If the Blues do slip up and the Wild end up with the 6th seed, then we will be treated to a series against everyone’s favorite team, the Vancouver Canucks.

After two consecutive President’s Trophy wins, this has been a somewhat strange year for the ‘Nucks. As always, they are on course to win the Northwest division comfortably, but they have struggled to get any kind of production from their Powerplay (ranked 26th in the league) and have suffered from serious injury problems at center  with Ryan Kesler and Manny Malholtra missing most of the year injured, leaving rookie Jordan Schroeder to pick up the slack. This problem is evident in their 47.5% at the face-off dot (ranked 26th in the league).

These issues aside, the Canucks are a positive puck possession team, have the fourth-highest goal differential in the Western Conference, and have 2 extremely talented goaltenders to call upon. The deadline acquisition of Derek Roy from the Stars, and Kesler’s return to full health should fix their problems at center.

In terms of how they stack-up against the Wild, I think it’s pretty obvious that the gap is not as wide as in previous years. The 2 teams split the season series, with Vancouver winning 4-1 on the road, and then 2-1 at home, before the Wild hit their stride and won 4-2 at home and then 3-1 in Vancouver. The games were extremely exciting and chippy, showing a lot of evidence that a play-off series between these two clubs would be great to watch. But, viewing pleasure aside, I would be worried about the Wild stumbling early on in the play-offs against a hardened, perennial play-off team. With the West being as tight as it is, taking a game or two to ease into a series is likely a death sentence.

Aside from all the regression talk, I think the fact that the Ducks didn’t make the play-offs last year and have a relatively new coach at the helm, as well as a lot of young players and new faces amongst the veteran stars could make them an easier match-up for the Wild.

I already mentioned how a series with the Canucks would be high on entertainment value given the how volatile regular season games between the two teams can get. But I also see many aspects of a Wild/Ducks series that could make it great viewing:

  • There’s some reasonable play-off history between the two clubs. The Ducks dumped the Wild out in 2003 (4-0) after their miraculous run to the Western Conference Finals (before they went on to get beaten by New Jersey in the finals, winning goal courtesy of Mike Rupp). They also knocked the Wild out in 2007, this time 4-1, in the 1st round (there’s still 5 players on the Wild roster who played in that series).
  • A Wild/Ducks series would potentially mean a lot of talented young players taking the ice together as both teams are stacked with prospects. With Brodin, Coyle, Granlund, Zucker, Dumba (maybe), Etem, Palmieri, Fowler, Vatanen etc. all potentially being involved, it could make things very interesting as we see future stars get their first taste of the NHL play-offs.
  • The Perry/Zucker incident earlier in the season might add another crease to the series and add to the overall intensity.
  • If the Wild flamed out in heart-breaking fashion, I wouldn’t even feel that bad because, c’mon, who can be mad at Teemu Selanne and Saku Koivu?

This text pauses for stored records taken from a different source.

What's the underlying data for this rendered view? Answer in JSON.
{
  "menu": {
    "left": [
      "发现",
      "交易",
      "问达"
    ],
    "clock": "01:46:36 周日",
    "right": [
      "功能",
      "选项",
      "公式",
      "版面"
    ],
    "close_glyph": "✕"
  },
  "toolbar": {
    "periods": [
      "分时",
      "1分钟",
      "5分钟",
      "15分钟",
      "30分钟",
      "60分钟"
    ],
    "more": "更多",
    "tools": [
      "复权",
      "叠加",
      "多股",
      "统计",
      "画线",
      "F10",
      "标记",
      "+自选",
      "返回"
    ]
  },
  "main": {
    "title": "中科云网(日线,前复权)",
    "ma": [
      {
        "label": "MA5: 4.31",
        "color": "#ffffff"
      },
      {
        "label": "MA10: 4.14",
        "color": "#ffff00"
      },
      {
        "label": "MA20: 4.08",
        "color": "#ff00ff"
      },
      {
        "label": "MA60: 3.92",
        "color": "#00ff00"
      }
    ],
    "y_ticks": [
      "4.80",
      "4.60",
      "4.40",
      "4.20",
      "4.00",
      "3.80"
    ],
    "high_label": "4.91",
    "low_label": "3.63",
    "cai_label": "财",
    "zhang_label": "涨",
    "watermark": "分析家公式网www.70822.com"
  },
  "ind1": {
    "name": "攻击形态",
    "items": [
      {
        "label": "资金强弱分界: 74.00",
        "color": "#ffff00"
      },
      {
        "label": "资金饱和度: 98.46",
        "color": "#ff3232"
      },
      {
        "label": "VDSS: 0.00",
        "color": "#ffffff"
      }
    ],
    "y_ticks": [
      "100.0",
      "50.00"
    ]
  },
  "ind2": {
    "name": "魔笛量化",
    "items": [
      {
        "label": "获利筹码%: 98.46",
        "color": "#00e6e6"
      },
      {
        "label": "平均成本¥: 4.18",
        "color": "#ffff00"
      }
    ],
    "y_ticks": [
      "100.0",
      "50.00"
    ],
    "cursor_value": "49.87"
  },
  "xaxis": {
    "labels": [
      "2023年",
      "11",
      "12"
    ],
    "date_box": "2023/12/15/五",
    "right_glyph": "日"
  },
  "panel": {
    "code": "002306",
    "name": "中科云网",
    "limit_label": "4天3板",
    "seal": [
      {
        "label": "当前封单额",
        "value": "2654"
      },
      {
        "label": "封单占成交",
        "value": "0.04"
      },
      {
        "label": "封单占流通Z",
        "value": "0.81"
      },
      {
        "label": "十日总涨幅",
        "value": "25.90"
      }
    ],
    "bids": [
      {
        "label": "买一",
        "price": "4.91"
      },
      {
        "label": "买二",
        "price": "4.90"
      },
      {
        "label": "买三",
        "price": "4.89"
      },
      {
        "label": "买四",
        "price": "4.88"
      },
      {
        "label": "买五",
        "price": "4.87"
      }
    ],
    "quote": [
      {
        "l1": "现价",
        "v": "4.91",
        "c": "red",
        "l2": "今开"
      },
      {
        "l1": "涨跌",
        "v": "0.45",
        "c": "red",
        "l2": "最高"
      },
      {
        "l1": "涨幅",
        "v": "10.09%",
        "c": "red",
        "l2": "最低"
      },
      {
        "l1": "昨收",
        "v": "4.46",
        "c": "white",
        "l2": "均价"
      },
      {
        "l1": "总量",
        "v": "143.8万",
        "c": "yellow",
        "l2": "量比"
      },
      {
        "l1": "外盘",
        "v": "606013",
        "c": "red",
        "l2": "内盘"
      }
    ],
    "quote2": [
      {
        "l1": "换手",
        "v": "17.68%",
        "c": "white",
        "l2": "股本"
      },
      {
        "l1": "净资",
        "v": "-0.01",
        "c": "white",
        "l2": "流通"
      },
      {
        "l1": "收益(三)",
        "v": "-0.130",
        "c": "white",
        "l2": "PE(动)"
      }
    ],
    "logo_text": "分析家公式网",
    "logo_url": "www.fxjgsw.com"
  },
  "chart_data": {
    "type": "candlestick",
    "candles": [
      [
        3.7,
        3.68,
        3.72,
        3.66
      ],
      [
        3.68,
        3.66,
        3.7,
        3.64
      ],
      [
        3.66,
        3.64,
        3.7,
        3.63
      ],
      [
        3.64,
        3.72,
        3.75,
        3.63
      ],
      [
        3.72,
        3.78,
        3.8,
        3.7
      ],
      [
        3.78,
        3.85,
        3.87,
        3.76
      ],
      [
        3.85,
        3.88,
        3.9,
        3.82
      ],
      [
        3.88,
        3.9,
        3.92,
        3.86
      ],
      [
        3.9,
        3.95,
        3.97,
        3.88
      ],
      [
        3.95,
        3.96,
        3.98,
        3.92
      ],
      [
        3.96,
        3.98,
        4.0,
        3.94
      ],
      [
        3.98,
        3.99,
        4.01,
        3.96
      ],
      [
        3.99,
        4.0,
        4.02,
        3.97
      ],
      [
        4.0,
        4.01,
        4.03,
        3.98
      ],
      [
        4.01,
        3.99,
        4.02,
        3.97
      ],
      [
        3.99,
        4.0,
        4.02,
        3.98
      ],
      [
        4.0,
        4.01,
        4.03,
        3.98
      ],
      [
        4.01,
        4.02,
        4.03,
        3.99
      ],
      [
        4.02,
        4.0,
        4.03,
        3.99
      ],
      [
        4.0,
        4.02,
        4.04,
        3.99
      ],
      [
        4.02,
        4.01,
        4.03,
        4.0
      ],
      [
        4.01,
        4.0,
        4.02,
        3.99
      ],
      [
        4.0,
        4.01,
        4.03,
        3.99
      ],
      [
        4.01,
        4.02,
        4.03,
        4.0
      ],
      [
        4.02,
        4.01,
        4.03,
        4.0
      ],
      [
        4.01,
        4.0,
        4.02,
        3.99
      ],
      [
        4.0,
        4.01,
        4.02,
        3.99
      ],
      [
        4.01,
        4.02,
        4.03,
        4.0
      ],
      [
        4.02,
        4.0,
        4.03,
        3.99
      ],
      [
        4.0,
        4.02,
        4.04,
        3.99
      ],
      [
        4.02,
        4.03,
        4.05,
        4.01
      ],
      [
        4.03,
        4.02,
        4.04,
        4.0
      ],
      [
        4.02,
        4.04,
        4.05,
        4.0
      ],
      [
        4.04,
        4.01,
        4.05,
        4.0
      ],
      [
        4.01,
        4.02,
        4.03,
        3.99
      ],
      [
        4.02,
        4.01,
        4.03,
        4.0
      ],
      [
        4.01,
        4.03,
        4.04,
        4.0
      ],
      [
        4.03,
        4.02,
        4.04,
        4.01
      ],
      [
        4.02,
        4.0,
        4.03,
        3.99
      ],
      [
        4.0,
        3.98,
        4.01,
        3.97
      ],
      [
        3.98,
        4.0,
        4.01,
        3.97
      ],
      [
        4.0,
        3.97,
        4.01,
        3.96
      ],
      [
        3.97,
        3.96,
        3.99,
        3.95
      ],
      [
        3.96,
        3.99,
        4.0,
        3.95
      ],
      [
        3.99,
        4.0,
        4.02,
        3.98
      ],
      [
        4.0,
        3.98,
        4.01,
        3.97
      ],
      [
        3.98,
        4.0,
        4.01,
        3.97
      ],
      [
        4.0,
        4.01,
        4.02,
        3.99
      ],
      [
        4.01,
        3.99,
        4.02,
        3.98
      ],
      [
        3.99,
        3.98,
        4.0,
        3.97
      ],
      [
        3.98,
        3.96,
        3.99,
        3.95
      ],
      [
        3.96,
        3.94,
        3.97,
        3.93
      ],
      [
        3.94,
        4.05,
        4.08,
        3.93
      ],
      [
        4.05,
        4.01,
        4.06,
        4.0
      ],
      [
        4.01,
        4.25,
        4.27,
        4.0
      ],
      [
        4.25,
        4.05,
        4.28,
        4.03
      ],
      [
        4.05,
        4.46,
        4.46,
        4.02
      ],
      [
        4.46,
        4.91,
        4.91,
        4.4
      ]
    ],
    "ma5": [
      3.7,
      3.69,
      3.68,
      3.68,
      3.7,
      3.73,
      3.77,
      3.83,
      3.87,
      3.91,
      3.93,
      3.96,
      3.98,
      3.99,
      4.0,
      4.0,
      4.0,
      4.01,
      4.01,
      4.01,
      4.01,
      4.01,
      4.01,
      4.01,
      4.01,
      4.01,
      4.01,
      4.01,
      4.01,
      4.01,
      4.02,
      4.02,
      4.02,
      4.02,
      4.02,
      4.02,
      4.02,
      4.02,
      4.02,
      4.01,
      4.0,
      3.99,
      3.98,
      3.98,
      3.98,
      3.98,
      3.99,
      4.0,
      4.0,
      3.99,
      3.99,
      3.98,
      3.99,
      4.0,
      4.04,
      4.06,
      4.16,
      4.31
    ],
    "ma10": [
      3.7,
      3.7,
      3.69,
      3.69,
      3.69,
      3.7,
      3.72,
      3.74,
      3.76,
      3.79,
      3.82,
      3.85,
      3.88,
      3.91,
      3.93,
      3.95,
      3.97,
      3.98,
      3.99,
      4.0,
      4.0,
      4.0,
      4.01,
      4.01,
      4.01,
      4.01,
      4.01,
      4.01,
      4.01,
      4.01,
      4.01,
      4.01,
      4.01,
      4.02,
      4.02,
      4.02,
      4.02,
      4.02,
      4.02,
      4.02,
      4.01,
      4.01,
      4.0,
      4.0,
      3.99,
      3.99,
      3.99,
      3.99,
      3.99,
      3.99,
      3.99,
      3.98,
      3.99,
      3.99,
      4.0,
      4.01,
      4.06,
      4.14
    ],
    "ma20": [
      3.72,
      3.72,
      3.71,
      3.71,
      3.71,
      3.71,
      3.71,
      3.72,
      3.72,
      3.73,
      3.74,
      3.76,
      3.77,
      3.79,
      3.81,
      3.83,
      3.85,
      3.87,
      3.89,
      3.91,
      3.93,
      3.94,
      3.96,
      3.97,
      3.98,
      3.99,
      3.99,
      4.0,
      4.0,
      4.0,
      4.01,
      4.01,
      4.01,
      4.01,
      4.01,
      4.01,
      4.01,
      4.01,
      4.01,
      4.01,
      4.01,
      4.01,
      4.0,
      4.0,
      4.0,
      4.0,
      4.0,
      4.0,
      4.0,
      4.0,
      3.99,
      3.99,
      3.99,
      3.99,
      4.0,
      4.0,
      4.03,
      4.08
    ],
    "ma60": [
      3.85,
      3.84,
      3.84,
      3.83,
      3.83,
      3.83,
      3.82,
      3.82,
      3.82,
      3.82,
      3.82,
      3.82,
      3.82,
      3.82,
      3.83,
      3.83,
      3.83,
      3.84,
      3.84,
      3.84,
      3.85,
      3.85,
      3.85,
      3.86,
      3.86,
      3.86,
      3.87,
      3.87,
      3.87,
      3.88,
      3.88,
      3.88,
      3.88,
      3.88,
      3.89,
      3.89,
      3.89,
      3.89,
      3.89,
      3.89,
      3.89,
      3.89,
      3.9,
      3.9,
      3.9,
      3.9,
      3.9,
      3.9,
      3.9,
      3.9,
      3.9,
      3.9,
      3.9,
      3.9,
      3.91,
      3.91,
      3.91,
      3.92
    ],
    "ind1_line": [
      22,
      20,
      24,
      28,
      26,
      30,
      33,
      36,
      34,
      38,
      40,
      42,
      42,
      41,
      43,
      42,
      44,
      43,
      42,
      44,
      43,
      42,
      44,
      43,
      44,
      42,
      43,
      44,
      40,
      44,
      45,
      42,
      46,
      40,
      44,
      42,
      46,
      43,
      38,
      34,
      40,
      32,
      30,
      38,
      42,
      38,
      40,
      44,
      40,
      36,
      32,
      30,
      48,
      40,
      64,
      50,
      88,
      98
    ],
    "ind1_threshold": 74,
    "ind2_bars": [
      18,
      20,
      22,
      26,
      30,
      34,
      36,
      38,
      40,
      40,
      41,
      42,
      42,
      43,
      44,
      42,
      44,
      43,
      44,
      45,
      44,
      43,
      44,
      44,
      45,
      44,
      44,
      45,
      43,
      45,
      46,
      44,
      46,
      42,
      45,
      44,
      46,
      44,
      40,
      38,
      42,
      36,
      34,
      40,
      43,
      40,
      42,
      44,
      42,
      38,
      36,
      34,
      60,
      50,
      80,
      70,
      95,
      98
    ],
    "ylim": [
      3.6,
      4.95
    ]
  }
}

Obviously the #1 priority for the team is simply to make the post-season. But, after making a statement of intent with the Pominville trade, getting out in the 1st round would be a huge disappointment.  I think this team , when everyone is clicking, is good enough to beat anyone, but a series against the Ducks is the safest path to the 2nd round.

(Now that I’ve written this article, I’ve all-but-guaranteed that the Wild will finish 8th and get annihilated in the 1st round by the Blackhawks. Sorry, guys.)